Among the entries that follow, find every line with the word "true" and list it.

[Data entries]
****
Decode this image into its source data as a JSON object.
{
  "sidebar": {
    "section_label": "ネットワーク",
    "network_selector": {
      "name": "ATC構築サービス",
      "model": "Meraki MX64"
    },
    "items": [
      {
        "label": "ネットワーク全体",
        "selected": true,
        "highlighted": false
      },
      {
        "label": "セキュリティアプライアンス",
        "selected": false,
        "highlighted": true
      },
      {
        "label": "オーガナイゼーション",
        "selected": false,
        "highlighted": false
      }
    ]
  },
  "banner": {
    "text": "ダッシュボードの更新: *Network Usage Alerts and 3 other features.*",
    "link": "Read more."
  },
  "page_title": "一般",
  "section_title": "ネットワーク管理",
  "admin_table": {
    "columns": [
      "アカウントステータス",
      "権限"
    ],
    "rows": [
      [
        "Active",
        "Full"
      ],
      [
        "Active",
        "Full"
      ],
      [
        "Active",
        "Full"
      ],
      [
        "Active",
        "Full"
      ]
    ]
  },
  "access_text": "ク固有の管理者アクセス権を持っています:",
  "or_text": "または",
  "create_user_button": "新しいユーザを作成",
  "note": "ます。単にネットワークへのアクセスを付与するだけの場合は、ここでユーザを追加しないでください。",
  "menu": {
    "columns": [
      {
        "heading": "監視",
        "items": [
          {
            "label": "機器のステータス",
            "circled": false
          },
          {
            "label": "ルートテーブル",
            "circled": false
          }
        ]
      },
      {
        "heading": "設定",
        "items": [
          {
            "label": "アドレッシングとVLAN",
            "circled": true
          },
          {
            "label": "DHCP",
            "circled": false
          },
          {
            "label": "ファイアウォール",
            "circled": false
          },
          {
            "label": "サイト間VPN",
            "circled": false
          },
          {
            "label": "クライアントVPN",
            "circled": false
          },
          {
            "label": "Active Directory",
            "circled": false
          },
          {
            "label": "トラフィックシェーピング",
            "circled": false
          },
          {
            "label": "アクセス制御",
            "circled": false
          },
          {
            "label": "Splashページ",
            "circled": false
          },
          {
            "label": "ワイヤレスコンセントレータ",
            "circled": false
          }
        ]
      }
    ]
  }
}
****
- _Output for this exercise_
        "selected": true,
        "highlighted": true
            "circled": true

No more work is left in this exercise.